Whispers (picture above) is an installation about a whisperer, an eastern european witch who is going to guide the user in the experience. “During this trip you’re confronted with sounds, spaces and situations […] that are real in this context but that are put together not in a narrative way but in an abstract way“. The experiential element in the project is facilitated by the use of a non-regular structure where, “instead of thinking what’s the meaning behind what the user sees, what you want to put the emphasis on is how the user feels during the experience. There’s no direct cause and effect relation“. Emotions are stimulated by a skilful construction of the scene in which you are lead and by the whisperer herself, with whom the user creates a sort of connetion. “At the end of the experience you are put in front of this old lady, she’s very close, she looks directly into your eyes, she whispers directly into your ears and she performs the ritual using their hands which are going directly next to your head“.
This is for you (picture below) was the last project presented: a peculiar installation where the experiential element is transmitted without the use of a headset. “The user is standing in a room where on two walls and on the floor you have three projections that will tell you the story. They understand your point of view and will act accordingly“. During the experience you receive an old passport that triggers a time travel to the beginning of the 20th century in Italy where you find out you are an Italian emigrant to Argentina. When you return to the present you’re faced with the reality of contemporary fellow emigrants facing similar problems. When you leave, you take with you something concrete from the experience: “You have to give back this old passport we have given you to get back to your bag, your coat“, whatever you gave to get into the experience. “With your belongings you will also receive a contemporary passport with your own photo, your name, your signature and it will have the stamp ‘migrant’ “. Therefore, an experience that goes beyond the experience itself.
Why I loved them:
Whispers is incredibly catching even just listening to its creators talking about it. You can imagine yourself in this strange environment where sounds, music, scenes have “a rhythm” but “are not meant to be understood”. A concept that fascinates me to no end and that I have no doubt can be disturbing and mesmerizing at the same time.
This is for you is something different. Both in the narrative (it touches a significant topic and makes a parallelism between migrants that is very interesting) and in the way it gives life to it: the idea of no walls between me and the experience, whether the headset or the “going back home”, is something that I need to try.

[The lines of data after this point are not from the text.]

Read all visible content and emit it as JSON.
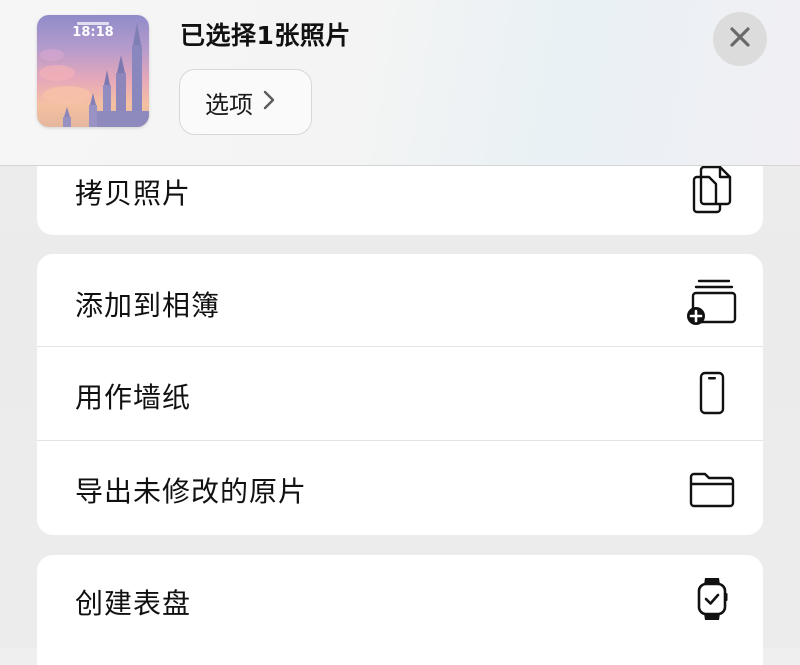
{
  "header": {
    "title": "已选择1张照片",
    "options_label": "选项",
    "thumbnail": {
      "time": "18:18"
    }
  },
  "actions": {
    "copy": {
      "label": "拷贝照片",
      "icon": "copy-icon"
    },
    "add_to_album": {
      "label": "添加到相簿",
      "icon": "add-to-album-icon"
    },
    "use_as_wallpaper": {
      "label": "用作墙纸",
      "icon": "iphone-icon"
    },
    "export_unmodified": {
      "label": "导出未修改的原片",
      "icon": "folder-icon"
    },
    "create_watch_face": {
      "label": "创建表盘",
      "icon": "watch-icon"
    }
  },
  "icons": {
    "close": "close-icon",
    "options_chevron": "chevron-right-icon"
  },
  "colors": {
    "sheet_background": "#ededed",
    "group_background": "#ffffff",
    "close_button_bg": "#dcdcdc",
    "divider": "#e4e4e4"
  }
}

Keep calm: the projects are coming (hopefully all of them)
So, what is going to happen now? The Biennale College Cinema Virtual Reality will select, by the end of February, a maximum of 3 VR projects that will receive a contribution towards production and will be presented at the 76th Venice International Film Festival.
Does this mean we won’t get to see all the 12 incredible works presented during the event? Although I am no expert in production processes, I know some projects will seek further funding possibilities and I definitely hope they will get them.
Listening to their directors and producers talking about them, imagining what these works are going to look like… it was like a leap into the future, one that made me say, yes, please, let’s do it. Although I certainly have my favourites, I hope all of the proposals will have a chance, because such inspiring visions should be rewarded and they should definitely be shared with an audience who could learn something from them, and dream a little more simply by experiencing them.
I’ll get back to you with updates in the upcoming weeks. In the meantime, in bocca al lupoto all of you.